-- ABOUT THIS EXERCISE --
Restate the listing below word for word. No picture belongs in the result.
───── RECORDS SUPPLIED
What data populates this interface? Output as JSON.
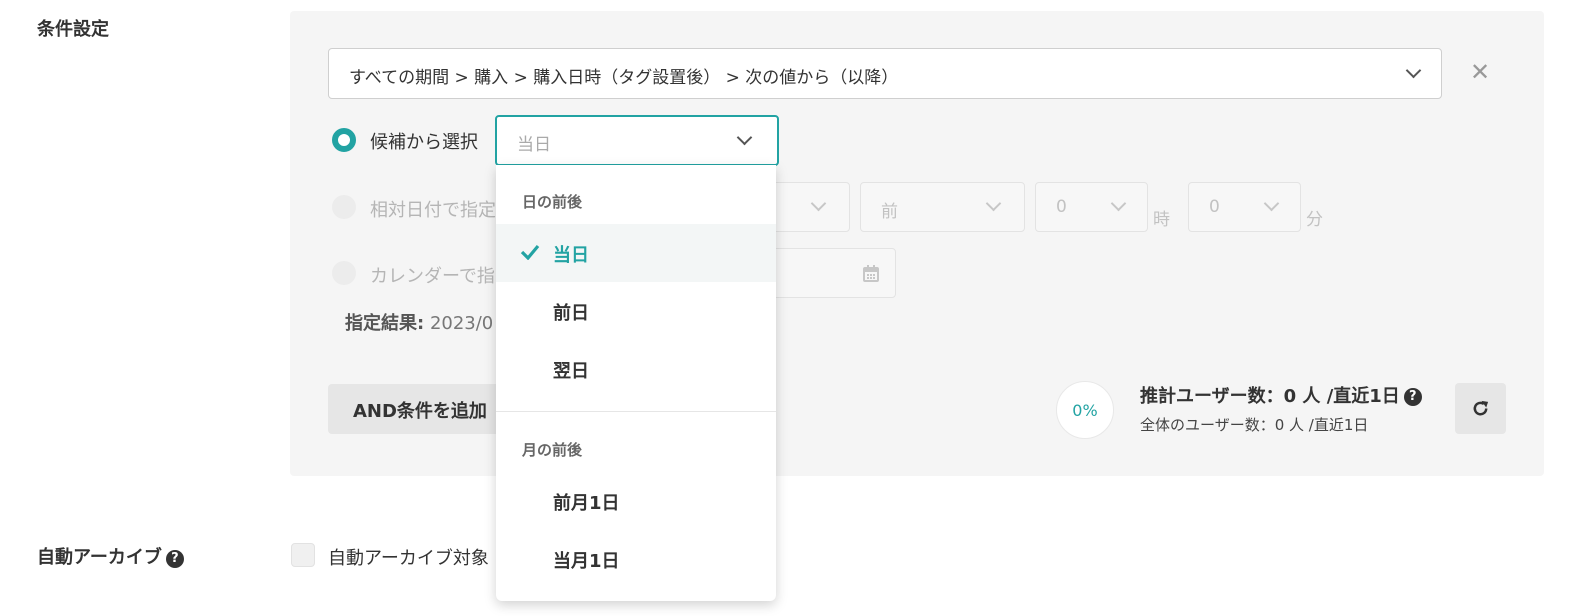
{
  "labels": {
    "condition_settings": "条件設定",
    "auto_archive": "自動アーカイブ"
  },
  "condition": {
    "path": "すべての期間 > 購入 > 購入日時（タグ設置後） > 次の値から（以降）",
    "close": "✕"
  },
  "modes": {
    "candidate": "候補から選択",
    "relative": "相対日付で指定",
    "calendar": "カレンダーで指"
  },
  "candidate_select": {
    "value": "当日"
  },
  "relative_fields": {
    "direction": "前",
    "hour_value": "0",
    "hour_unit": "時",
    "minute_value": "0",
    "minute_unit": "分"
  },
  "result": {
    "label": "指定結果:",
    "value": "2023/0"
  },
  "buttons": {
    "add_and": "AND条件を追加"
  },
  "estimate": {
    "percent": "0%",
    "main": "推計ユーザー数：0 人 /直近1日",
    "sub": "全体のユーザー数：0 人 /直近1日"
  },
  "auto_archive": {
    "checkbox_label": "自動アーカイブ対象"
  },
  "dropdown": {
    "group1": "日の前後",
    "options1": [
      "当日",
      "前日",
      "翌日"
    ],
    "group2": "月の前後",
    "options2": [
      "前月1日",
      "当月1日"
    ],
    "selected": "当日"
  },
  "colors": {
    "accent": "#22a3a3"
  }
}
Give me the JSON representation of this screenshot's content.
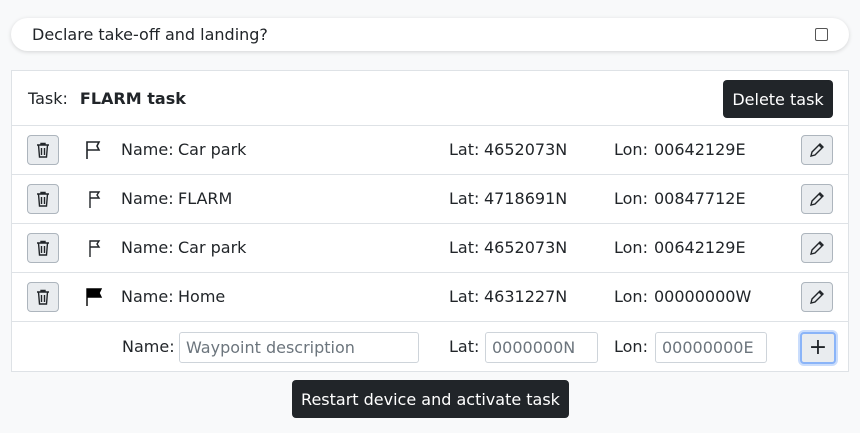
{
  "declare": {
    "label": "Declare take-off and landing?",
    "checked": false
  },
  "task": {
    "label": "Task:",
    "name": "FLARM task",
    "delete_label": "Delete task"
  },
  "labels": {
    "name": "Name:",
    "lat": "Lat:",
    "lon": "Lon:"
  },
  "waypoints": [
    {
      "flag": "flag-outline-icon",
      "name": "Car park",
      "lat": "4652073N",
      "lon": "00642129E"
    },
    {
      "flag": "flag-small-icon",
      "name": "FLARM",
      "lat": "4718691N",
      "lon": "00847712E"
    },
    {
      "flag": "flag-small-icon",
      "name": "Car park",
      "lat": "4652073N",
      "lon": "00642129E"
    },
    {
      "flag": "flag-filled-icon",
      "name": "Home",
      "lat": "4631227N",
      "lon": "00000000W"
    }
  ],
  "new_waypoint": {
    "name_placeholder": "Waypoint description",
    "lat_placeholder": "0000000N",
    "lon_placeholder": "00000000E",
    "add_label": "+"
  },
  "restart_label": "Restart device and activate task"
}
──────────
-- OUTPUT BELOW --
What data populates this interface? Output as JSON.
{
  "labels": {
    "condition_settings": "条件設定",
    "auto_archive": "自動アーカイブ"
  },
  "condition": {
    "path": "すべての期間 > 購入 > 購入日時（タグ設置後） > 次の値から（以降）",
    "close": "✕"
  },
  "modes": {
    "candidate": "候補から選択",
    "relative": "相対日付で指定",
    "calendar": "カレンダーで指"
  },
  "candidate_select": {
    "value": "当日"
  },
  "relative_fields": {
    "direction": "前",
    "hour_value": "0",
    "hour_unit": "時",
    "minute_value": "0",
    "minute_unit": "分"
  },
  "result": {
    "label": "指定結果:",
    "value": "2023/0"
  },
  "buttons": {
    "add_and": "AND条件を追加"
  },
  "estimate": {
    "percent": "0%",
    "main": "推計ユーザー数：0 人 /直近1日",
    "sub": "全体のユーザー数：0 人 /直近1日"
  },
  "auto_archive": {
    "checkbox_label": "自動アーカイブ対象"
  },
  "dropdown": {
    "group1": "日の前後",
    "options1": [
      "当日",
      "前日",
      "翌日"
    ],
    "group2": "月の前後",
    "options2": [
      "前月1日",
      "当月1日"
    ],
    "selected": "当日"
  },
  "colors": {
    "accent": "#22a3a3"
  }
}
Give me the JSON representation of this screenshot's content.
{
  "declare": {
    "label": "Declare take-off and landing?",
    "checked": false
  },
  "task": {
    "label": "Task:",
    "name": "FLARM task",
    "delete_label": "Delete task"
  },
  "labels": {
    "name": "Name:",
    "lat": "Lat:",
    "lon": "Lon:"
  },
  "waypoints": [
    {
      "flag": "flag-outline-icon",
      "name": "Car park",
      "lat": "4652073N",
      "lon": "00642129E"
    },
    {
      "flag": "flag-small-icon",
      "name": "FLARM",
      "lat": "4718691N",
      "lon": "00847712E"
    },
    {
      "flag": "flag-small-icon",
      "name": "Car park",
      "lat": "4652073N",
      "lon": "00642129E"
    },
    {
      "flag": "flag-filled-icon",
      "name": "Home",
      "lat": "4631227N",
      "lon": "00000000W"
    }
  ],
  "new_waypoint": {
    "name_placeholder": "Waypoint description",
    "lat_placeholder": "0000000N",
    "lon_placeholder": "00000000E",
    "add_label": "+"
  },
  "restart_label": "Restart device and activate task"
}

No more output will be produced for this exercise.